_Task brief_. I need each line of the entries below that includes the string "this".
*** Listed entries ***
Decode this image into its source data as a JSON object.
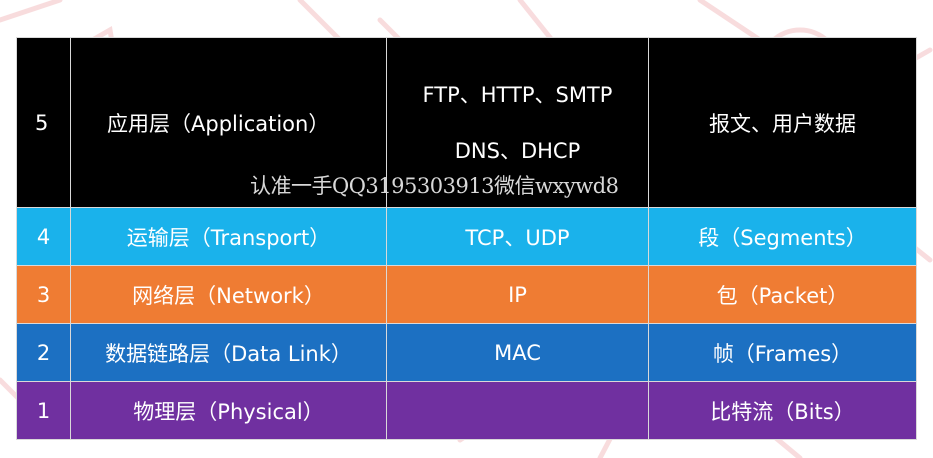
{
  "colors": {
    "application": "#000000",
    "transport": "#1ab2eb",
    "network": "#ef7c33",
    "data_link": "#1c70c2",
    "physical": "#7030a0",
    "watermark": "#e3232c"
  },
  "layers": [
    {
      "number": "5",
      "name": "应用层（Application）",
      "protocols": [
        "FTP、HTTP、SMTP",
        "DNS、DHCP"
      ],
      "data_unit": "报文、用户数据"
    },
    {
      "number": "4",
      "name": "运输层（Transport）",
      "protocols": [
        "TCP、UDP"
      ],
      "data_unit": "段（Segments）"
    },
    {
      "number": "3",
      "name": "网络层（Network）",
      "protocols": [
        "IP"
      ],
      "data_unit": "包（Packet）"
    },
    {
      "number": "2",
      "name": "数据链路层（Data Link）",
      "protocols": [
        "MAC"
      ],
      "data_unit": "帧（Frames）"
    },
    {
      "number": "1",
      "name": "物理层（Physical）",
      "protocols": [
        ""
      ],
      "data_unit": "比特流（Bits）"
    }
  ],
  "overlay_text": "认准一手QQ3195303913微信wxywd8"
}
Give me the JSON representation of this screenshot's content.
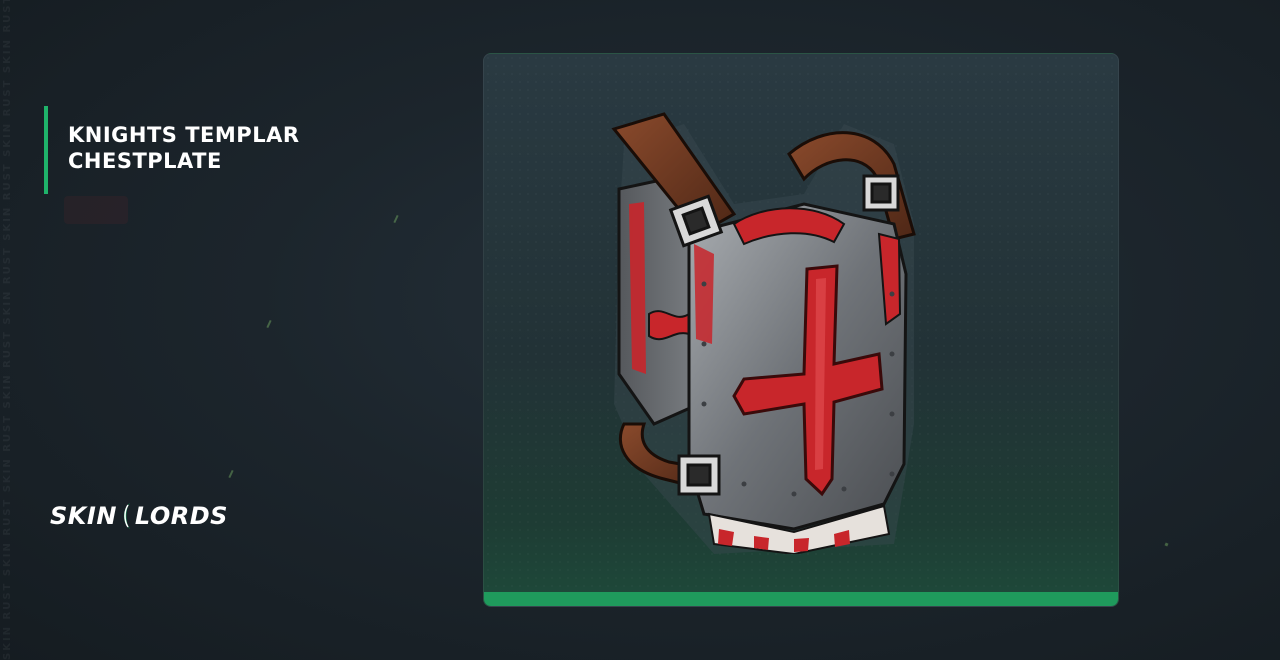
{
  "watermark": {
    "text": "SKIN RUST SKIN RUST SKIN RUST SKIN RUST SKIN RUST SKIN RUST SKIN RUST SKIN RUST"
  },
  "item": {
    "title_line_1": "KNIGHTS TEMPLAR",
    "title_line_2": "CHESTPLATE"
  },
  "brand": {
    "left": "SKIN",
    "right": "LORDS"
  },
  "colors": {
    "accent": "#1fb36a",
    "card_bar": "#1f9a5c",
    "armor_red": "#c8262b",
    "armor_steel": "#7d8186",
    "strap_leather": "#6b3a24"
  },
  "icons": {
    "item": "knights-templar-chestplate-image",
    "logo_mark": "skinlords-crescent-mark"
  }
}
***
_Problem solution_.
Decode this image into its source data as a JSON object.
Give me the JSON representation of this screenshot's content.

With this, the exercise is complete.